ERIC Number: ED213002
Record Type: RIE
Publication Date: 1982-Feb-12
Reference Count: 0
Oral Reading Intonation and Reading Comprehension.
A study investigated whether fluency in oral reading, as indicated by proper intonation, could be used as a measure of college students' reading comprehension. The study was designed to look at the three features of intonation--pitch, stress, and juncture--separately and in combination to determine whether any one or a combination of all the features could be used to assess reading comprehension. The subjects were 54 black West Indian college students whose first language was English. These students read orally two reading passages into a cassette tape player. The tapes of these readings were analyzed for characteristics of intonation. Two weeks after the oral readings, the subjects completed two cloze tests based on the two reading passages. The seven null hypotheses that were investigated in this study yielded consistent evidence that the three features of intonation (pitch, stress, and juncture) were not related to reading comprehension, when viewed either separately or in combination with one another. The results clearly and consistently indicated that measures other than the use of proper intonation must be used to assess reading comprehension. (Appendixes contain materials used during the research, including a word recognition test, the two reading passages, a key to intonation of the passages, and the cloze tests for the passages.) (RL)

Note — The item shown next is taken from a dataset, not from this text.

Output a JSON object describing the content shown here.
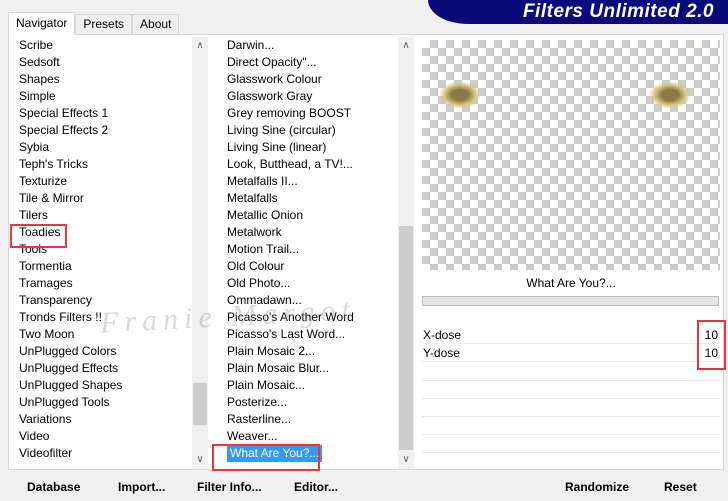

Publication Type: Reports - Research; Speeches/Meeting Papers
Education Level: N/A
Authoring Institution: N/A
Identifiers: Virgin Islands

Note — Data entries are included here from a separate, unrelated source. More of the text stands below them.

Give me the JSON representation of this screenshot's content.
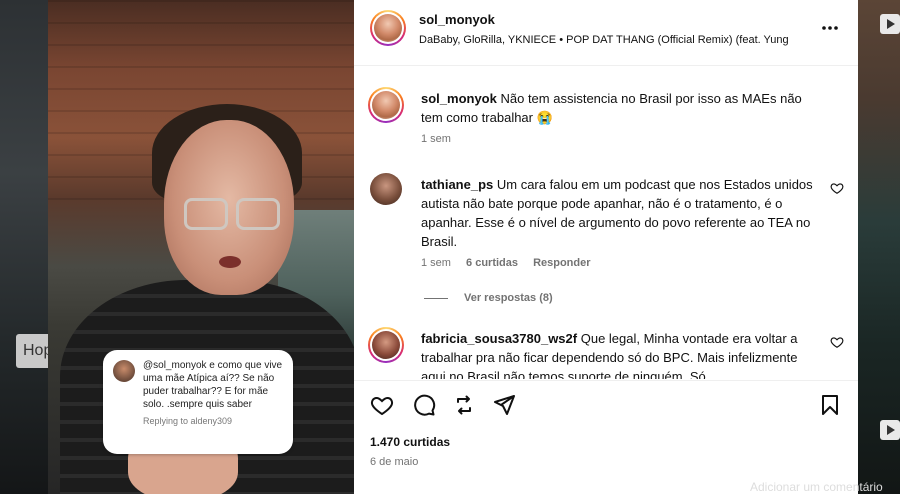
{
  "background": {
    "left_tag": "Hop",
    "right_bottom_text": "Adicionar um comentário"
  },
  "reel": {
    "reply_sticker": {
      "text": "@sol_monyok e como que vive uma mãe Atípica aí?? Se não puder trabalhar?? E for  mãe solo. .sempre quis saber",
      "meta": "Replying to aldeny309"
    }
  },
  "post": {
    "username": "sol_monyok",
    "audio": "DaBaby, GloRilla, YKNIECE • POP DAT THANG (Official Remix) (feat. Yung",
    "more_icon": "more-horizontal-icon"
  },
  "comments": [
    {
      "user": "sol_monyok",
      "text": "Não tem assistencia no Brasil por isso as MAEs não tem como trabalhar 😭",
      "time": "1 sem"
    },
    {
      "user": "tathiane_ps",
      "text": "Um cara falou em um podcast que nos Estados unidos autista não bate porque pode apanhar, não é o tratamento, é o apanhar. Esse é o nível de argumento do povo referente ao TEA no Brasil.",
      "time": "1 sem",
      "likes": "6 curtidas",
      "reply": "Responder",
      "view_replies": "Ver respostas (8)"
    },
    {
      "user": "fabricia_sousa3780_ws2f",
      "text": "Que legal, Minha vontade era voltar a trabalhar pra não ficar dependendo só do BPC. Mais infelizmente aqui no Brasil não temos suporte de ninguém. Só"
    }
  ],
  "actions": {
    "icons": [
      "heart-icon",
      "comment-icon",
      "share-icon",
      "send-icon",
      "bookmark-icon"
    ],
    "likes": "1.470 curtidas",
    "date": "6 de maio"
  },
  "colors": {
    "text": "#111111",
    "muted": "#737373",
    "divider": "#efefef"
  }
}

Note: Paper presented at the Annual Meeting of the Southwest Educational Research Association (5th, Austin, TX, February 11-13, 1982).